## Work to be completed
Would you please copy every line from the records that contains the word "icon"?

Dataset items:
>>

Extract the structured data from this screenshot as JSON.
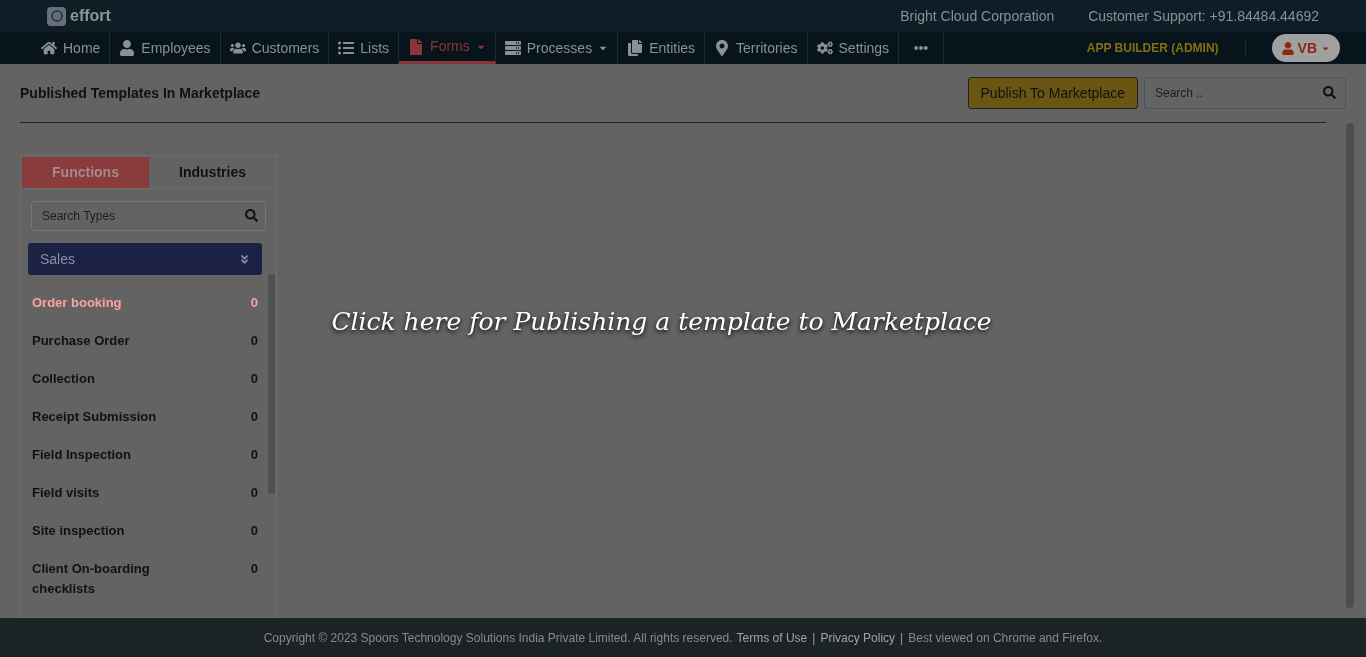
{
  "brand": "effort",
  "company": "Bright Cloud Corporation",
  "support": "Customer Support: +91.84484.44692",
  "nav": [
    {
      "label": "Home",
      "selected": false,
      "caret": false
    },
    {
      "label": "Employees",
      "selected": false,
      "caret": false
    },
    {
      "label": "Customers",
      "selected": false,
      "caret": false
    },
    {
      "label": "Lists",
      "selected": false,
      "caret": false
    },
    {
      "label": "Forms",
      "selected": true,
      "caret": true
    },
    {
      "label": "Processes",
      "selected": false,
      "caret": true
    },
    {
      "label": "Entities",
      "selected": false,
      "caret": false
    },
    {
      "label": "Territories",
      "selected": false,
      "caret": false
    },
    {
      "label": "Settings",
      "selected": false,
      "caret": false
    }
  ],
  "role": "APP BUILDER (ADMIN)",
  "user": "VB",
  "page_title": "Published Templates In Marketplace",
  "publish_button": "Publish To Marketplace",
  "search": {
    "placeholder": "Search .."
  },
  "tabs": [
    {
      "label": "Functions",
      "selected": true
    },
    {
      "label": "Industries",
      "selected": false
    }
  ],
  "type_search": {
    "placeholder": "Search Types"
  },
  "category": "Sales",
  "items": [
    {
      "name": "Order booking",
      "count": "0",
      "selected": true
    },
    {
      "name": "Purchase Order",
      "count": "0",
      "selected": false
    },
    {
      "name": "Collection",
      "count": "0",
      "selected": false
    },
    {
      "name": "Receipt Submission",
      "count": "0",
      "selected": false
    },
    {
      "name": "Field Inspection",
      "count": "0",
      "selected": false
    },
    {
      "name": "Field visits",
      "count": "0",
      "selected": false
    },
    {
      "name": "Site inspection",
      "count": "0",
      "selected": false
    },
    {
      "name": "Client On-boarding checklists",
      "count": "0",
      "selected": false
    }
  ],
  "hint": "Click here for Publishing a template to Marketplace",
  "footer": [
    {
      "kind": "text",
      "text": "Copyright © 2023 Spoors Technology Solutions India Private Limited. All rights reserved."
    },
    {
      "kind": "link",
      "text": "Terms of Use"
    },
    {
      "kind": "separator",
      "text": "|"
    },
    {
      "kind": "link",
      "text": "Privacy Policy"
    },
    {
      "kind": "separator",
      "text": "|"
    },
    {
      "kind": "text",
      "text": "Best viewed on Chrome and Firefox."
    }
  ]
}
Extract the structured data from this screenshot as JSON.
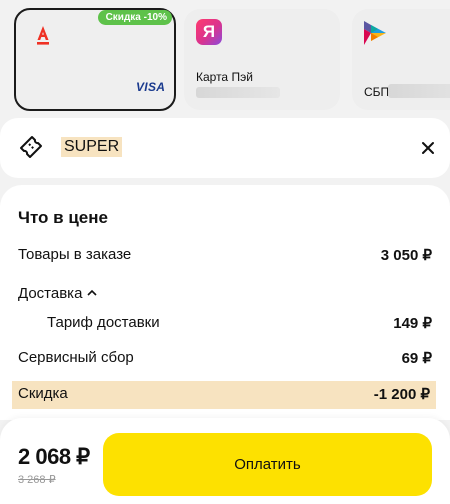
{
  "payment_methods": [
    {
      "badge": "Скидка -10%",
      "brand_icon": "alfa-bank-icon",
      "network": "VISA",
      "selected": true
    },
    {
      "brand_icon": "yandex-pay-icon",
      "brand_letter": "Я",
      "label": "Карта Пэй"
    },
    {
      "brand_icon": "sbp-icon",
      "label": "СБП ·"
    }
  ],
  "promo": {
    "icon": "coupon-icon",
    "code": "SUPER",
    "close_icon": "close-icon"
  },
  "price_breakdown": {
    "title": "Что в цене",
    "rows": [
      {
        "label": "Товары в заказе",
        "value": "3 050 ₽"
      },
      {
        "label": "Доставка",
        "value": ""
      },
      {
        "label": "Тариф доставки",
        "value": "149 ₽"
      },
      {
        "label": "Сервисный сбор",
        "value": "69 ₽"
      },
      {
        "label": "Скидка",
        "value": "-1 200 ₽"
      }
    ]
  },
  "footer": {
    "total": "2 068 ₽",
    "old_total": "3 268 ₽",
    "pay_label": "Оплатить"
  },
  "colors": {
    "accent": "#fde100",
    "highlight": "#f7e3c0",
    "badge": "#5ec24a",
    "alfa_red": "#ef3124"
  }
}
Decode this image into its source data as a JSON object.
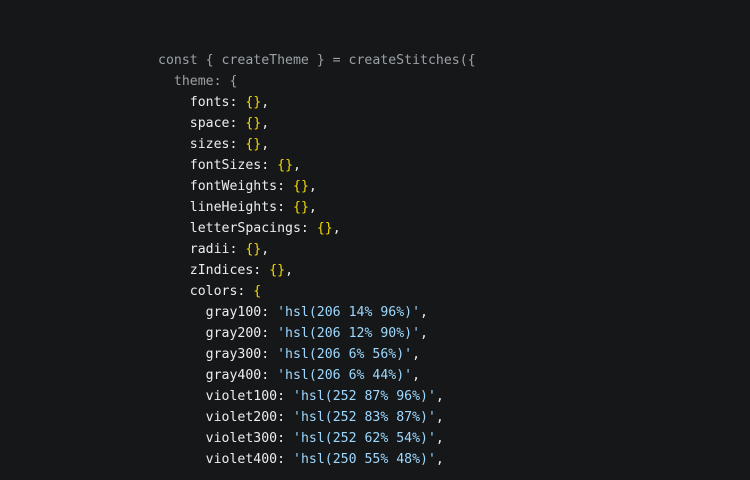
{
  "code": {
    "line1": "const { createTheme } = createStitches({",
    "line2": "  theme: {",
    "scale_keys": [
      {
        "key": "fonts",
        "value": "{}"
      },
      {
        "key": "space",
        "value": "{}"
      },
      {
        "key": "sizes",
        "value": "{}"
      },
      {
        "key": "fontSizes",
        "value": "{}"
      },
      {
        "key": "fontWeights",
        "value": "{}"
      },
      {
        "key": "lineHeights",
        "value": "{}"
      },
      {
        "key": "letterSpacings",
        "value": "{}"
      },
      {
        "key": "radii",
        "value": "{}"
      },
      {
        "key": "zIndices",
        "value": "{}"
      }
    ],
    "colors_key": "colors",
    "colors_open": "{",
    "colors": [
      {
        "key": "gray100",
        "value": "'hsl(206 14% 96%)'"
      },
      {
        "key": "gray200",
        "value": "'hsl(206 12% 90%)'"
      },
      {
        "key": "gray300",
        "value": "'hsl(206 6% 56%)'"
      },
      {
        "key": "gray400",
        "value": "'hsl(206 6% 44%)'"
      },
      {
        "key": "violet100",
        "value": "'hsl(252 87% 96%)'"
      },
      {
        "key": "violet200",
        "value": "'hsl(252 83% 87%)'"
      },
      {
        "key": "violet300",
        "value": "'hsl(252 62% 54%)'"
      },
      {
        "key": "violet400",
        "value": "'hsl(250 55% 48%)'"
      }
    ]
  },
  "colors_theme": {
    "background": "#151718",
    "keyword": "#9ba1a6",
    "property": "#ecedee",
    "brace": "#f5d90a",
    "string": "#9ed8ff"
  }
}
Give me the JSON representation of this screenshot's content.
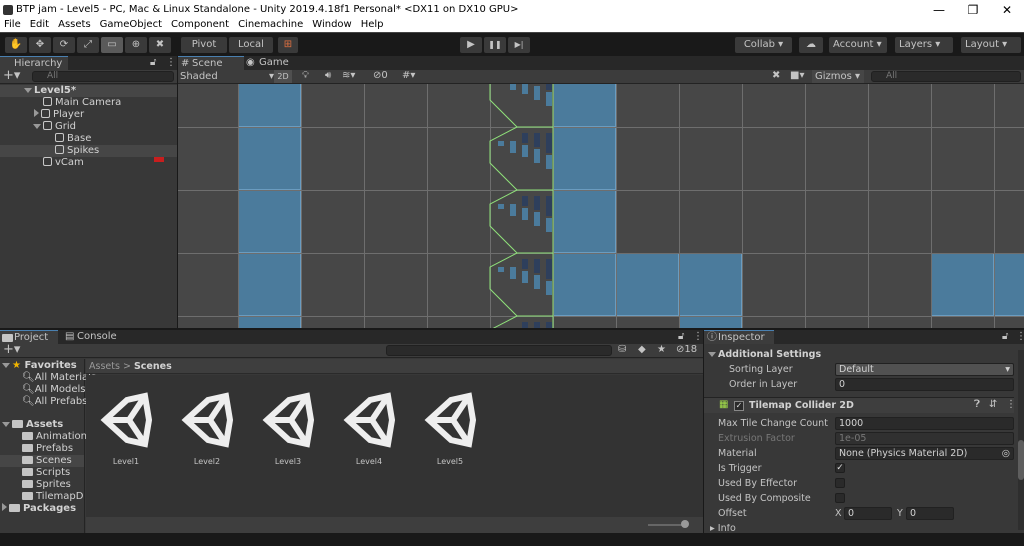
{
  "window": {
    "title": "BTP jam - Level5 - PC, Mac & Linux Standalone - Unity 2019.4.18f1 Personal* <DX11 on DX10 GPU>",
    "minimize": "—",
    "maximize": "❐",
    "close": "✕"
  },
  "menu": [
    "File",
    "Edit",
    "Assets",
    "GameObject",
    "Component",
    "Cinemachine",
    "Window",
    "Help"
  ],
  "toolbar": {
    "tools": [
      "✋",
      "✥",
      "⟳",
      "⤢",
      "▭",
      "⊕",
      "✖"
    ],
    "pivot": "Pivot",
    "local": "Local",
    "play": "▶",
    "pause": "❚❚",
    "step": "▶|",
    "collab": "Collab ▾",
    "account": "Account",
    "layers": "Layers",
    "layout": "Layout"
  },
  "hierarchy": {
    "tab": "Hierarchy",
    "search_placeholder": "All",
    "scene": "Level5*",
    "items": [
      {
        "label": "Main Camera",
        "depth": 1
      },
      {
        "label": "Player",
        "depth": 1,
        "collapsed": true
      },
      {
        "label": "Grid",
        "depth": 1,
        "expanded": true
      },
      {
        "label": "Base",
        "depth": 2
      },
      {
        "label": "Spikes",
        "depth": 2,
        "selected": true
      },
      {
        "label": "vCam",
        "depth": 1
      }
    ]
  },
  "scene": {
    "tabs": [
      "Scene",
      "Game"
    ],
    "active_tab": "Scene",
    "shading": "Shaded",
    "mode_2d": "2D",
    "hidden_count": "0",
    "gizmos": "Gizmos",
    "search_placeholder": "All",
    "colors": {
      "tile": "#4b7b9c",
      "collider": "#8fe07a",
      "background": "#474747"
    }
  },
  "project": {
    "tabs": [
      "Project",
      "Console"
    ],
    "favorites_label": "Favorites",
    "favorites": [
      "All Materials",
      "All Models",
      "All Prefabs"
    ],
    "assets_label": "Assets",
    "folders": [
      "Animations",
      "Prefabs",
      "Scenes",
      "Scripts",
      "Sprites",
      "TilemapDat"
    ],
    "selected_folder": "Scenes",
    "packages_label": "Packages",
    "breadcrumb": [
      "Assets",
      "Scenes"
    ],
    "breadcrumb_sep": ">",
    "hidden_count": "18",
    "files": [
      "Level1",
      "Level2",
      "Level3",
      "Level4",
      "Level5"
    ]
  },
  "inspector": {
    "tab": "Inspector",
    "additional_settings": "Additional Settings",
    "sorting_layer_label": "Sorting Layer",
    "sorting_layer": "Default",
    "order_label": "Order in Layer",
    "order": "0",
    "component": "Tilemap Collider 2D",
    "component_enabled": true,
    "props": {
      "max_tile_label": "Max Tile Change Count",
      "max_tile": "1000",
      "extrusion_label": "Extrusion Factor",
      "extrusion": "1e-05",
      "material_label": "Material",
      "material": "None (Physics Material 2D)",
      "trigger_label": "Is Trigger",
      "is_trigger": true,
      "effector_label": "Used By Effector",
      "used_by_effector": false,
      "composite_label": "Used By Composite",
      "used_by_composite": false,
      "offset_label": "Offset",
      "x_label": "X",
      "offset_x": "0",
      "y_label": "Y",
      "offset_y": "0",
      "info_label": "Info"
    }
  }
}
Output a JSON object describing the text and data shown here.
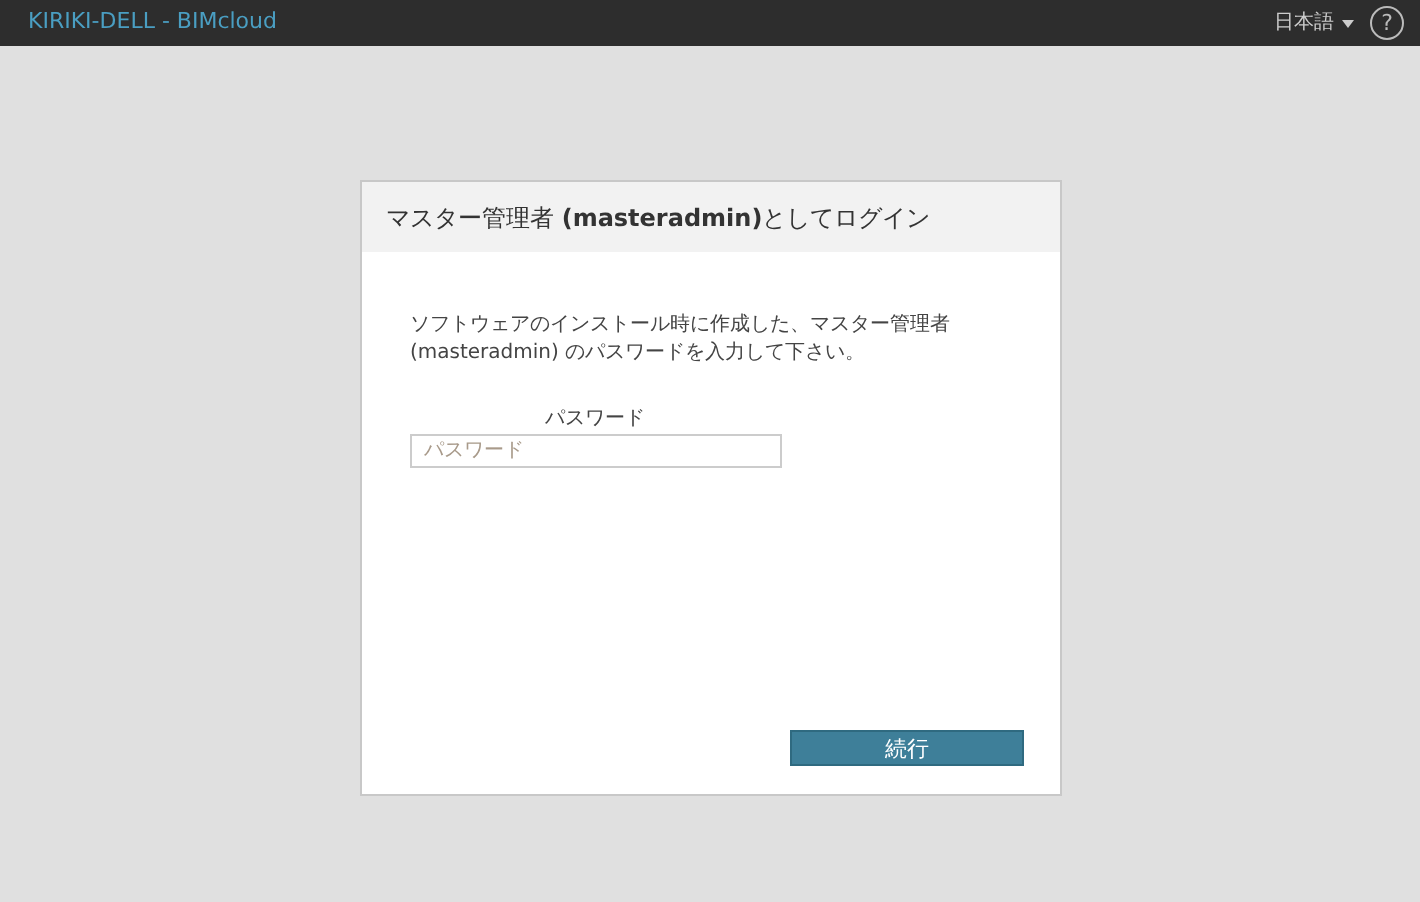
{
  "header": {
    "title": "KIRIKI-DELL - BIMcloud",
    "language": "日本語",
    "help": "?"
  },
  "dialog": {
    "title": "マスター管理者 **(masteradmin)**としてログイン",
    "description": "ソフトウェアのインストール時に作成した、マスター管理者 (masteradmin) のパスワードを入力して下さい。",
    "field_label": "パスワード",
    "placeholder": "パスワード",
    "button": "続行"
  }
}
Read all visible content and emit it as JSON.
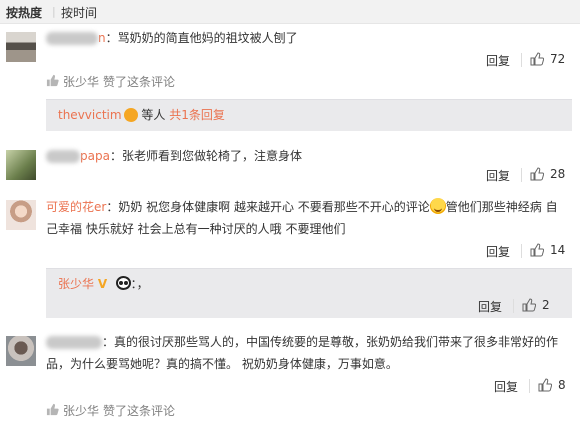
{
  "sortbar": {
    "hot_label": "按热度",
    "separator": "|",
    "time_label": "按时间"
  },
  "comments": [
    {
      "username_suffix": "n",
      "colon": "：",
      "text": "骂奶奶的简直他妈的祖坟被人刨了",
      "reply_label": "回复",
      "like_count": "72",
      "liked_by": "张少华",
      "liked_suffix": "赞了这条评论",
      "subreply": {
        "user": "thevvictim",
        "others": "等人",
        "count_text": "共1条回复"
      }
    },
    {
      "username_suffix": "papa",
      "colon": "：",
      "text": "张老师看到您做轮椅了，注意身体",
      "reply_label": "回复",
      "like_count": "28"
    },
    {
      "username": "可爱的花er",
      "colon": "：",
      "text_line1_a": "奶奶 祝您身体健康啊 越来越开心 不要看那些不开心的评论",
      "text_line1_b": "管他们那些神经病 自",
      "text_line2": "己幸福 快乐就好 社会上总有一种讨厌的人哦 不要理他们",
      "reply_label": "回复",
      "like_count": "14",
      "subreply": {
        "user": "张少华",
        "text": "：，",
        "reply_label": "回复",
        "like_count": "2"
      }
    },
    {
      "colon": "：",
      "text_line1": "真的很讨厌那些骂人的，中国传统要的是尊敬，张奶奶给我们带来了很多非常好的作",
      "text_line2": "品，为什么要骂她呢？真的搞不懂。 祝奶奶身体健康，万事如意。",
      "reply_label": "回复",
      "like_count": "8",
      "liked_by": "张少华",
      "liked_suffix": "赞了这条评论"
    }
  ]
}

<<

## Exercise response
      "brand_icon": "alfa-bank-icon",
      "brand_icon": "yandex-pay-icon",
      "brand_icon": "sbp-icon",
    "icon": "coupon-icon",
    "close_icon": "close-icon"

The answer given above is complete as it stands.